Well its been awhile since my last post. I have not spent much time on the the "beast" project of late. I tend to do this go manic for months then take a break. Of course looking for a new job has not helped. For the past 13 years I have worked as a consultant to the Heavy Construction industry. Needless to say the shovel ready projects were not shovel ready. From late 2009 thru early 2011 we had our most profitable period ever. Than May of 2011we wrapped-up our last project with absolutly nothing on the horizon. To illustrate how tough the market is we only bid on one project in 2011. We knew we had to win that bid so we cut our price by 20%. The low bidder undercut that by another 30%!
So... at the end of December we closed the doors. Fortunatly during the good times and being firmly opposed to debt (with the exception of education and a home) we were able to bank a years worth of income. I cannot even begin to tell you how that has been a blessing! Anyway, this past year the engine project has served as a good replacement for getting-up in the morning and heading into the office. I cannot even begin to tell you how hard it is to say goodbye to a job you have loved and spent so much time nurturing. But I guess its time for another chapter though I have yet to find out what that will be! Anyway, enough with the sob story!
I did manage to visit some of the little odds and ends projects. Mostly painting some parts like the oil pump, water pump, front pully, oil breathers and oil strainer. It feels good to have these parts done and set aside until final assembly day!
Earlier I had dressed-up the front pully on the lathe.....that was some hard material! I don't know if it was work hardened are if it was from the casting process.
So..... what have I been doing for stress relief? Kayaking of course!
07-06-2012, 08:48 AM
May I ask you to describe how you learned patternmaking? You are obviously good at it, and you use modern materials and methods. If you learned this from books, what were their titles? If you learned this in an apprenticeship or school, details of that would also be interesting.
07-06-2012, 02:14 PM
Nope, sure not tired of reading about pattermaking. To take things a little farther, I'd like to second John's request for more info on your patternmaking techniques.

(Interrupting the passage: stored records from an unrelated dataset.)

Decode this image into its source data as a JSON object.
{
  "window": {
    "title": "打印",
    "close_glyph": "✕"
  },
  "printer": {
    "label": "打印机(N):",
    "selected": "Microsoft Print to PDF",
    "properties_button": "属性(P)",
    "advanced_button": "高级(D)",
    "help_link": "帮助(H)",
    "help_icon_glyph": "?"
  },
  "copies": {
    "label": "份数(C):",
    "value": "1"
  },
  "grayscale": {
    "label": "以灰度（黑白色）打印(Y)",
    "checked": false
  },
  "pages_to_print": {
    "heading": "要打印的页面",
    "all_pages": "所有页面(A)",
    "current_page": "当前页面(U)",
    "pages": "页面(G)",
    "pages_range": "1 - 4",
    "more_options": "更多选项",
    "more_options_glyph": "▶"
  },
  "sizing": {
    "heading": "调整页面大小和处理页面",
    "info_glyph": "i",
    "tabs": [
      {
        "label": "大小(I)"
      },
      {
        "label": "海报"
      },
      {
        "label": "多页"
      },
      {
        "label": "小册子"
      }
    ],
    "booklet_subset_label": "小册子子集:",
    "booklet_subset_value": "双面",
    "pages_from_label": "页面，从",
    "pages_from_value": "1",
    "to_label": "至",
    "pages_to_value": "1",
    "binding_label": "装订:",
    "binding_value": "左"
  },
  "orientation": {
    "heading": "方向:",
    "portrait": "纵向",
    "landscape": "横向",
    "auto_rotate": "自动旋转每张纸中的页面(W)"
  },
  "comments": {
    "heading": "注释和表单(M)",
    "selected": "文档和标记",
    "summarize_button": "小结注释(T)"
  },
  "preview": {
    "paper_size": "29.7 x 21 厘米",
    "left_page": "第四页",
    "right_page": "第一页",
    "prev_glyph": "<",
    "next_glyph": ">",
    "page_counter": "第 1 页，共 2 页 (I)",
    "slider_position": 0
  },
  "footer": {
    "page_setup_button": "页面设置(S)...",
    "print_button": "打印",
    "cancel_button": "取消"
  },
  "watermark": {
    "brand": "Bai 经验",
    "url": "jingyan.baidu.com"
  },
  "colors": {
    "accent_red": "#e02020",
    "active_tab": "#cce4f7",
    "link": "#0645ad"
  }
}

A new thread with pics and details about the elbow pattern and core box in message #114 dated 5-14-12 would be super.
07-08-2012, 12:03 PM